The wheel loader is powered by an 801-horsepower Cat C32 ACERT engine that can be configured to meet U.S. EPA Tier 4 Final/EU Stage IV or U.S. EPA Tier 2/EU Stage IIa emissions regulations. The loader’s 14-16 cubic-yard bucket capacities offer a standard lift payload of 24 tons and high-lift payload of 21 tons.

Matched to load a Cat 775 in three passes and a Cat 777 in four passes, the 992K now offers Cat Production Measurement (CPM), the advanced payload weight measuring system that promotes cost-effective hauling by helping loader operators minimize truck under-loading and overloading.

The loader is built fire suppression ready and features fall protection tie-offs that provide fall arrest for service technicians. The 992K design includes turn signals and hazard lights, a bi-directional emergency gate, wheel chocks, and mid-rails. New performance-enhancing features include pump efficiency monitoring, improved fluid filtration, and coolant-loss monitoring.
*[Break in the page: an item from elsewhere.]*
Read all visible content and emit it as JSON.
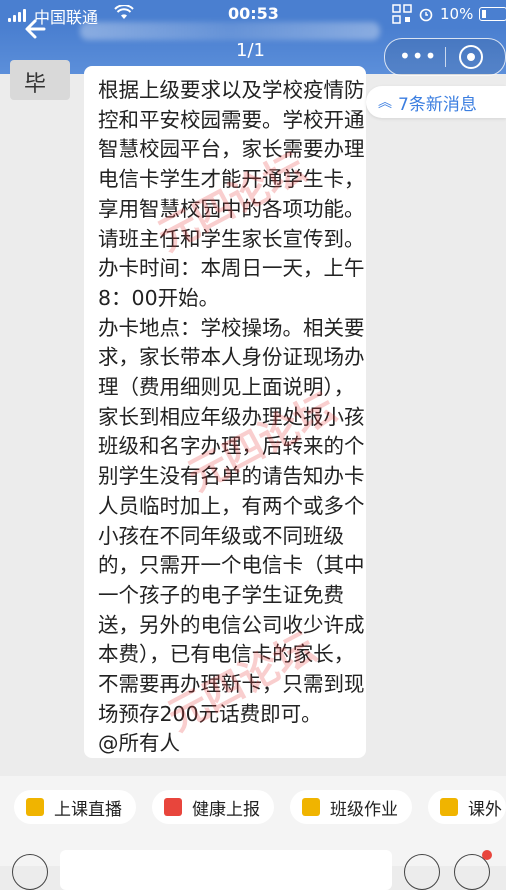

Cat Advansys G.E.T adapters maximize loader uptime with fast, hammerless installation and removal of ground engaging tools.

The cab features joystick controls and an updated information display with a color graphical touch screen. Additional features include centralized service centers and ground level access points to speed up service and reduce exposure to falls. The Vital Information Management System (VIMS) monitors machine health and provides operating information on critical loader functions for operators, service personnel, and fleet managers.